This current controversy began in 2009, when former law minister Ram Jethmalani (an opposition legislator), former secretary general of the parliament Subhash Kashyap and several other prominent citizens filed a petition, alleging that the government hasn't taken effective steps to recover illegal funds secreted abroad.
The petitioners' case was strengthened in May 2010, when the government was virtually forced to accept a list of Indians with secret bank accounts in LGT Bank of Liechtenstein — part of a much longer list that Germany that had obtained from a former bank employee in the so-called "Liechtenstein Affair."
In fact, and ridiculously enough, when Germany first offered India the names of the Indian Liechtenstein tax evaders in 2008, the government did its best to avoid accepting them. Then, when it finally accepted the list, the government routed it through the prime minister's office and the directorate of enforcement so that citizens could not demand that the names be divulged through the country's powerful Right to Information Act.
"It's rubbish," said Supreme Court lawyer Kamini Jaiswal.
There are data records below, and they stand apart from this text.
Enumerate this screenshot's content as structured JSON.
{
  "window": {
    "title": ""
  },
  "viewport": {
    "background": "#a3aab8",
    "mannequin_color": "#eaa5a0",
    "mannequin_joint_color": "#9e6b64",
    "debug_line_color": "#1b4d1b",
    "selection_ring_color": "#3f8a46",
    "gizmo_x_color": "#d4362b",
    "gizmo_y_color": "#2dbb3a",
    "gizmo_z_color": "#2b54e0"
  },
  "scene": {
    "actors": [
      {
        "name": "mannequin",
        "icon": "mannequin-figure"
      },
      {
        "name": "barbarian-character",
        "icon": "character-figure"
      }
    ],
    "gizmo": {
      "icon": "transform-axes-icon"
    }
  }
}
People have a right to know, and this information must be divulged."
While Germany and the United States have already used the information about secret accounts in Liechtenstein to recover millions of dollars and prosecute tax evaders, India has made little progress on either score.
"Either they are protecting their own party members or the corporates who have bribed them," said Supreme Court lawyer Prashant Bhushan.
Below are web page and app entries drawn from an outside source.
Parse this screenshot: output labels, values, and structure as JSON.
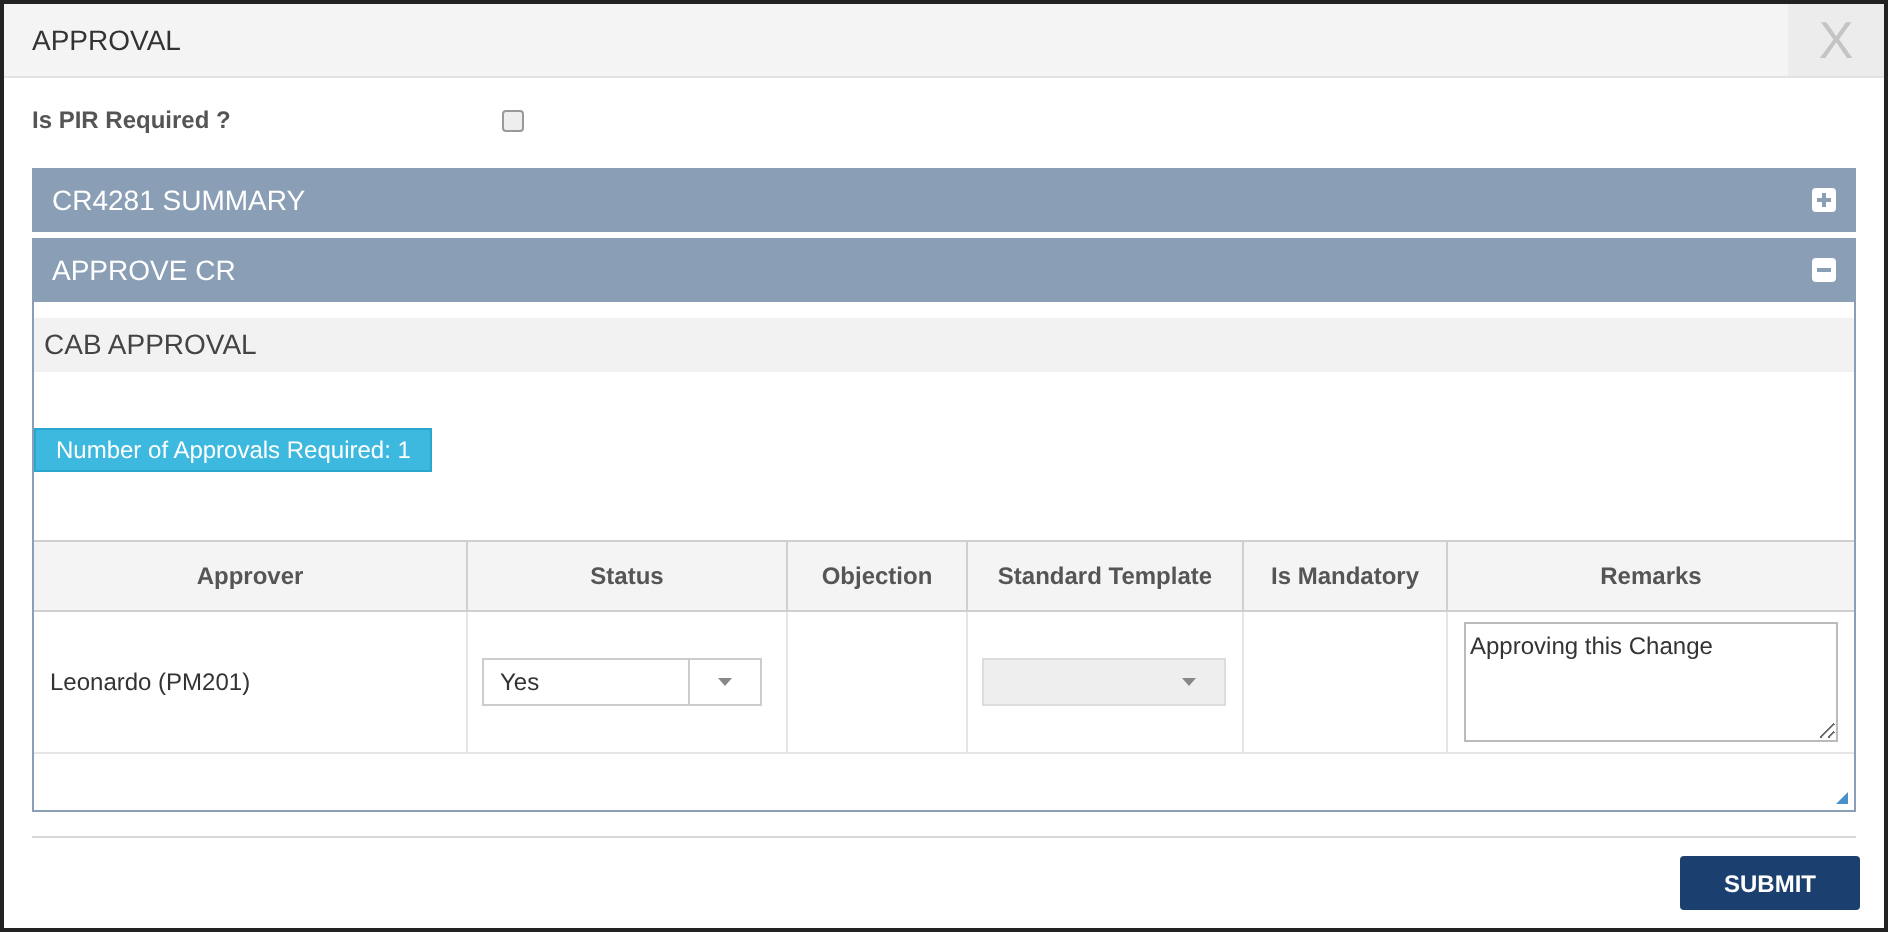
{
  "dialog": {
    "title": "APPROVAL",
    "close": "X"
  },
  "pir": {
    "label": "Is PIR Required ?",
    "checked": false
  },
  "panels": [
    {
      "title": "CR4281 SUMMARY",
      "expanded": false
    },
    {
      "title": "APPROVE CR",
      "expanded": true
    }
  ],
  "section": {
    "title": "CAB APPROVAL",
    "badge": "Number of Approvals Required: 1"
  },
  "table": {
    "columns": [
      "Approver",
      "Status",
      "Objection",
      "Standard Template",
      "Is Mandatory",
      "Remarks"
    ],
    "rows": [
      {
        "approver": "Leonardo (PM201)",
        "status": {
          "value": "Yes",
          "disabled": false
        },
        "template": {
          "disabled": true
        },
        "remarks": "Approving this Change"
      }
    ]
  },
  "submit": "SUBMIT"
}
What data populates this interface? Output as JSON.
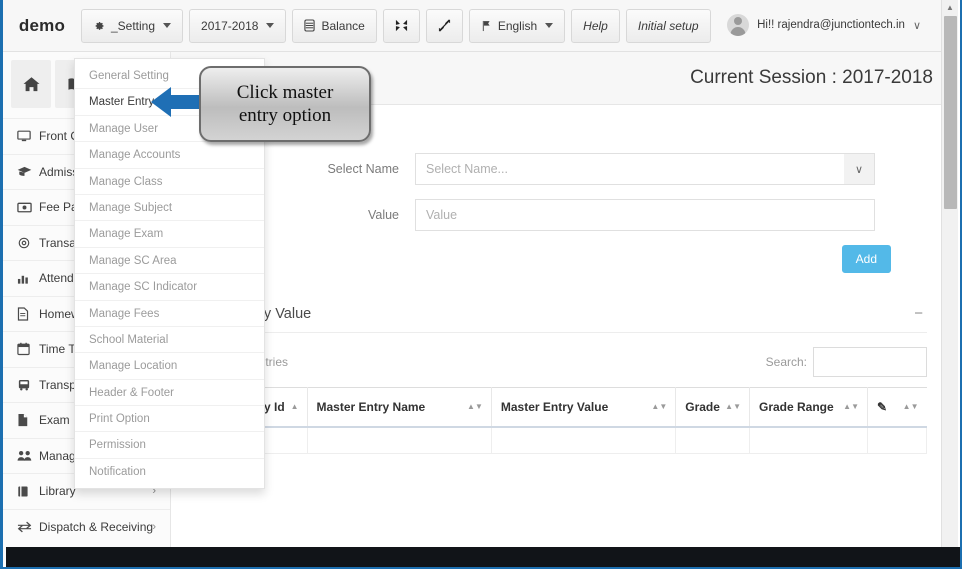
{
  "navbar": {
    "brand": "demo",
    "buttons": [
      {
        "label": "_Setting",
        "icon": "gear-icon",
        "caret": true
      },
      {
        "label": "2017-2018",
        "icon": "",
        "caret": true
      },
      {
        "label": "Balance",
        "icon": "database-icon",
        "caret": false
      },
      {
        "label": "",
        "icon": "compress-icon",
        "caret": false
      },
      {
        "label": "",
        "icon": "expand-icon",
        "caret": false
      },
      {
        "label": "English",
        "icon": "flag-icon",
        "caret": true
      },
      {
        "label": "Help",
        "icon": "",
        "caret": false
      },
      {
        "label": "Initial setup",
        "icon": "",
        "caret": false
      }
    ],
    "user": {
      "greeting": "Hi!! rajendra@junctiontech.in",
      "caret": "∨"
    }
  },
  "sidebar": {
    "tiles": [
      {
        "name": "home-icon"
      },
      {
        "name": "book-icon"
      }
    ],
    "items": [
      {
        "label": "Front Office",
        "icon": "monitor-icon",
        "chevron": ""
      },
      {
        "label": "Admission",
        "icon": "graduation-cap-icon",
        "chevron": ""
      },
      {
        "label": "Fee Payment",
        "icon": "money-icon",
        "chevron": ""
      },
      {
        "label": "Transaction",
        "icon": "gear-icon",
        "chevron": ""
      },
      {
        "label": "Attendance",
        "icon": "chart-bar-icon",
        "chevron": ""
      },
      {
        "label": "Homework",
        "icon": "document-icon",
        "chevron": ""
      },
      {
        "label": "Time Table",
        "icon": "calendar-icon",
        "chevron": ""
      },
      {
        "label": "Transport",
        "icon": "bus-icon",
        "chevron": ""
      },
      {
        "label": "Exam",
        "icon": "file-icon",
        "chevron": ""
      },
      {
        "label": "Manage Staff",
        "icon": "users-icon",
        "chevron": ""
      },
      {
        "label": "Library",
        "icon": "library-icon",
        "chevron": "›"
      },
      {
        "label": "Dispatch & Receiving",
        "icon": "exchange-icon",
        "chevron": "›"
      }
    ]
  },
  "setting_menu": {
    "items": [
      {
        "label": "General Setting",
        "active": false
      },
      {
        "label": "Master Entry",
        "active": true
      },
      {
        "label": "Manage User",
        "active": false
      },
      {
        "label": "Manage Accounts",
        "active": false
      },
      {
        "label": "Manage Class",
        "active": false
      },
      {
        "label": "Manage Subject",
        "active": false
      },
      {
        "label": "Manage Exam",
        "active": false
      },
      {
        "label": "Manage SC Area",
        "active": false
      },
      {
        "label": "Manage SC Indicator",
        "active": false
      },
      {
        "label": "Manage Fees",
        "active": false
      },
      {
        "label": "School Material",
        "active": false
      },
      {
        "label": "Manage Location",
        "active": false
      },
      {
        "label": "Header & Footer",
        "active": false
      },
      {
        "label": "Print Option",
        "active": false
      },
      {
        "label": "Permission",
        "active": false
      },
      {
        "label": "Notification",
        "active": false
      }
    ]
  },
  "callout": {
    "line1": "Click master",
    "line2": "entry option",
    "arrow_color": "#1f6fb5"
  },
  "page": {
    "title": "Current Session : 2017-2018"
  },
  "form": {
    "select_name_label": "Select Name",
    "select_name_placeholder": "Select Name...",
    "select_caret": "∨",
    "value_label": "Value",
    "value_placeholder": "Value",
    "add_button": "Add",
    "add_button_color": "#53b9e8"
  },
  "table_panel": {
    "title": "Master Entry Value",
    "collapse_icon": "−",
    "length_value": "",
    "length_caret": "▼",
    "entries_label": "entries",
    "search_label": "Search:",
    "search_value": "",
    "columns": [
      {
        "label": "Master Entry Id",
        "sort": "asc"
      },
      {
        "label": "Master Entry Name",
        "sort": "none"
      },
      {
        "label": "Master Entry Value",
        "sort": "none"
      },
      {
        "label": "Grade",
        "sort": "none"
      },
      {
        "label": "Grade Range",
        "sort": "none"
      },
      {
        "label": "✎",
        "sort": "none"
      }
    ],
    "rows": []
  },
  "scrollbar": {
    "up_arrow": "▲"
  }
}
If India were to ratify the United Nations Convention Against Corruption — which India signed in 2005 but is still "studying" — the government could not only divulge the 26 names that Germany revealed but also the names of countless others, he argues. "If they were serious about investigating this illegal money they could easily do so," Bhushan said.
The Indian government has been roundly criticized by the Supreme Court and opposition parties for failing to publicize the names of the individuals involved or launch proceedings against them.
"You know the names and where the money is," the Supreme Court admonished on Thursday. "What action have you taken when you came to know that they have stashed money in foreign banks?"
For its part, the government claims that it cannot follow the money trail because of confidentiality clauses in its double-taxation avoidance agreement with Germany. But critics suggest that argument, as well as claims that the names cannot be divulged without compromising the investigation into the offenders, are just stalling tactics to protect unknown powerful people on the list.
"That [argument] is utterly dishonest," said Bhushan. "Germany openly offered this information to all the countries. It was not even information pertaining to German entities. It was pertaining to account holders to a bank in Liechtenstein, so there was no condition that it would not be revealed."
One of the reasons for the government's prevarication, says Bhushan, is that the illegal funds may also comprise billions of dollars in bribes paid to political parties and public officials.
The signs are pretty grim. Even as prime minister Manmohan Singh has been fighting the impression that his government has allowed corruption to thrive, his solicitor general has been battling tooth and nail to stall the investigation into ill-gotten gains.
Meanwhile, though the Supreme Court has taken an aggressive stance in this case, the judiciary is itself under fire for alleged corruption — after battling to prevent its judges from being forced to reveal their financial assets. As it turns out, the head of the central vigilance commission responsible for investigating all this alleged chicanery was appointed even while he himself faced corruption charges in his home state.
"The watchdog for corruption cases is touted to be corrupt, the judiciary that's looking into the matter is apparently corrupt, and the government is now defending people involved in black money and money laundering," said a lawyer close to the proceedings. "It's quite incredible."